Post Number: 70
|Posted on Saturday, 10 December, 2016 - 09:52:
Now that I am down to real fiddly little jobs on the old girl (having bankrupted myself on all the BIG jobs!) my thoughts have turned to the slight looseness in the drivers seat. It's a tad tricky to explain but it feels like there is wear in the fore/aft adjustment plane. Under acceleration the seat moves back a tad and when braking, the seat moves forward the same small amount. In the grand scale of things, it is very minor but as we are sooooo close now, worth investigating.
I asked Specialist cars and they don't know but are going to strip the seat and find out for me in January. This is great but I fear, an expensive way of going about it. I'm sure one of you fine chaps will know exactly what this problem is and inform me in moments... don't let me down guys
Omar M. Shams
Post Number: 938
|Posted on Saturday, 10 December, 2016 - 15:07:
When I used a Spur as my daily driver it also had the same problem. My Turbo R has it to a lesser extent. I found that you could flick the seat adjustment a tiny movement to take up the slack in the mechanism and that usually makes it better. You can try the flick in the forward direction and then in the aft to see which one has a better impact.
The alternative to this remedy is expensive.
richard george yeaman
Post Number: 666
|Posted on Saturday, 10 December, 2016 - 20:40:
Hi David, Omar is giving you sound advice, unless you can do these irritating problems yourself you are heading in to another long Invoice that needs paying.
Christian S. Hansen
Post Number: 446
|Posted on Saturday, 10 December, 2016 - 20:50:
What is being said is that the slop is caused by wear in the gear train that moves the seat forward and aft. Removing the lower seat squab and observing the function, especially if the slack in the system can been simulated by pushing on the seat fore and aft by hand, may help to locate or isolate the wear, and then you may at least be able to design some sort of workaround to "jam" the mechanism once in your desired position. The ability to observe the effect, locate the source of the slack, and apply a jamming workaround is your cheap fix.
gordon le feuvre
Post Number: 142
|Posted on Sunday, 11 December, 2016 - 02:00:
Omar is giving good advice. As I am 6'4" tall, lots of Spirit/Turbo cars I have driven exhibit this irritating "feature" It always seems to get worse near the limit of travel, whether forward/back or cushion height. This is apparent with low mileage cars/original owner, so the assumption is the mechanism has not had enough work to wear out. I have never really investigated the issue, but it always seemed to me that it is caused by "stack tolerance" That is a little bit in bush clearance/pivots/screws/clutch nuts that would be actually quite hard to identify. See if it still moves in the middle of travel-forward/back, cushion front up/down and rear up/down. hopefully this might pinpoint something with excessive wear compared with everything else!
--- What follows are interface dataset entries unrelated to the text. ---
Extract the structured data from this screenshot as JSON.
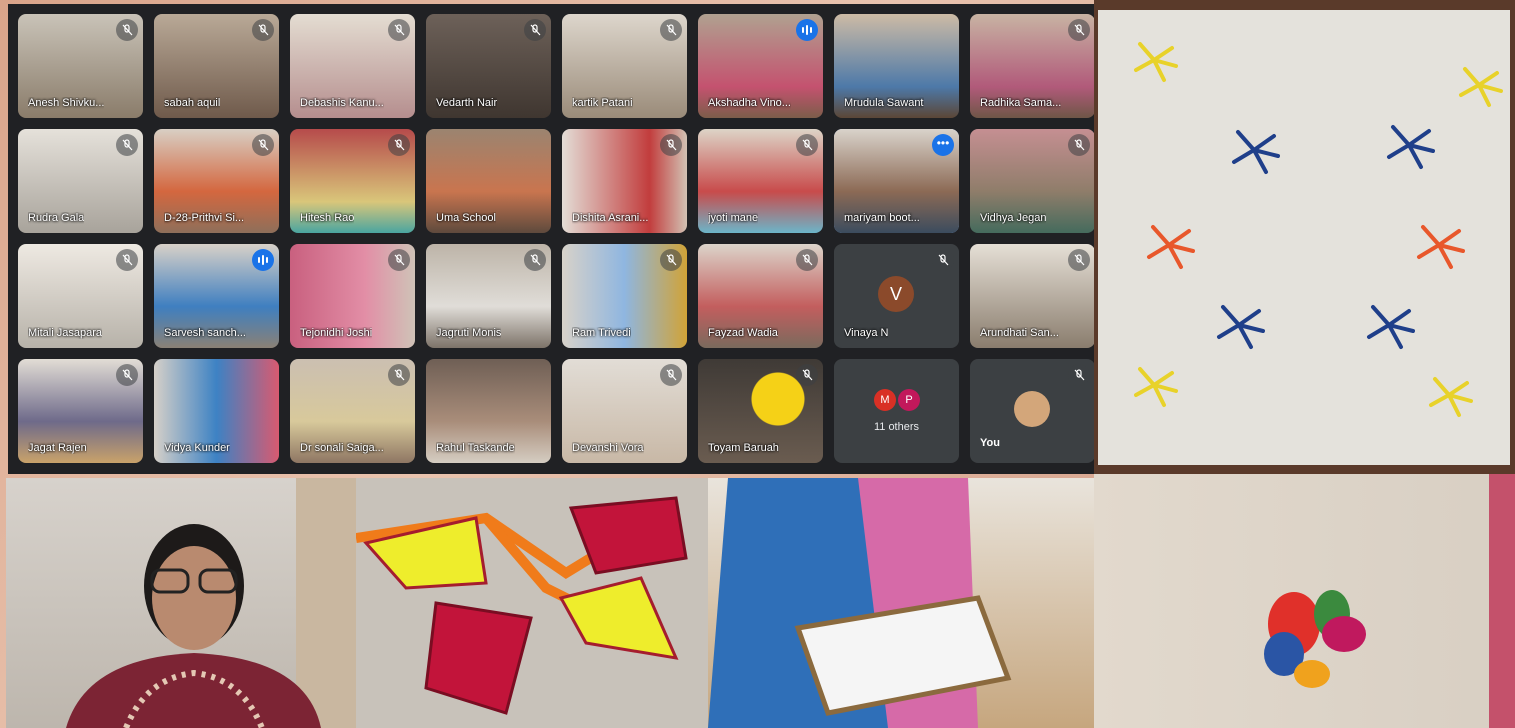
{
  "meet": {
    "tiles": [
      {
        "name": "Anesh Shivku..."
      },
      {
        "name": "sabah aquil"
      },
      {
        "name": "Debashis Kanu..."
      },
      {
        "name": "Vedarth Nair"
      },
      {
        "name": "kartik Patani"
      },
      {
        "name": "Akshadha Vino..."
      },
      {
        "name": "Mrudula Sawant"
      },
      {
        "name": "Radhika Sama..."
      },
      {
        "name": "Rudra Gala"
      },
      {
        "name": "D-28-Prithvi Si..."
      },
      {
        "name": "Hitesh Rao"
      },
      {
        "name": "Uma School"
      },
      {
        "name": "Dishita Asrani..."
      },
      {
        "name": "jyoti mane"
      },
      {
        "name": "mariyam boot..."
      },
      {
        "name": "Vidhya Jegan"
      },
      {
        "name": "Mitali Jasapara"
      },
      {
        "name": "Sarvesh sanch..."
      },
      {
        "name": "Tejonidhi Joshi"
      },
      {
        "name": "Jagruti Monis"
      },
      {
        "name": "Ram Trivedi"
      },
      {
        "name": "Fayzad Wadia"
      },
      {
        "name": "Vinaya N"
      },
      {
        "name": "Arundhati San..."
      },
      {
        "name": "Jagat Rajen"
      },
      {
        "name": "Vidya Kunder"
      },
      {
        "name": "Dr sonali Saiga..."
      },
      {
        "name": "Rahul Taskande"
      },
      {
        "name": "Devanshi Vora"
      },
      {
        "name": "Toyam Baruah"
      }
    ],
    "avatar_letter": "V",
    "others_initials": [
      "M",
      "P"
    ],
    "others_label": "11 others",
    "you_label": "You",
    "more_glyph": "•••"
  },
  "colors": {
    "meet_bg": "#202124",
    "tile_dark": "#3c4043",
    "speaking": "#1a73e8"
  }
}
Post Number: 71
|Posted on Sunday, 11 December, 2016 - 21:58:
Thank you guys. It sounds like I could be on a hiding to nothing (and not for the first time) trying to repair this. What I shall do as a long term solution then is: feed up my basset and train him to lay in the drivers side rear footwell to stop the seat moving! I have actually booked it in to the specialists to have this investigated in late January, may have to cancel...
Post Number: 1697
|Posted on Friday, 16 December, 2016 - 03:49:
Some of the gears are meshed with and eccentric fitting. loosening this and tipping it around can make the mesh tighter.
This was a big problem with the seat rake gears, but the seat base may be similar.
Had to adjust lots of sear rake gears in nearly new & low mileage cars as Gordon has mentioned.
You could feed a stocking into the gear . . . I don't think sawdust will work. ;)
Post Number: 768
|Posted on Friday, 16 December, 2016 - 06:53:
Did you try Omar's advice and give the seat adjustment a flick?
I have seen this work every time on many cars.
Post Number: 72
|Posted on Friday, 16 December, 2016 - 10:11:
I've tried that a load of times: it has always worked before on other cars with electric seats, of course, not on this one! It really isn't a big problem and now that I know it's endemic in the model I shall worry less... but not completely free of it. I haven't tried flicking the seat back adjustment just the fore/aft adjustment as that is where the play is.
Todays worry is: should I have sheets under the car cover when the car is in the garage?
I may take the seat base out myself and have a look if it ever stops raining - can't do it in the garage as there's no light and it is very dark in there. I get scared in the dark...
Post Number: 770
|Posted on Friday, 16 December, 2016 - 10:23:
Generally if the car is in a space where there is no wind, any car cover will do.
However if the car is in the wind and the car cover can flap, yes you will need either soft fleecy sheets against the paint, or a car cover with a fleecy underside.
A flapping car cover can remove ridge paint almost as quick as a sander.
Never use plastic as a car cover.
My cover is like a shiny nylon on the outside with a fleece type underside.
Post Number: 73
|Posted on Friday, 16 December, 2016 - 20:45:
So is mine Patrick. It's just the use of the sheets UNDER the cover I am now worried about.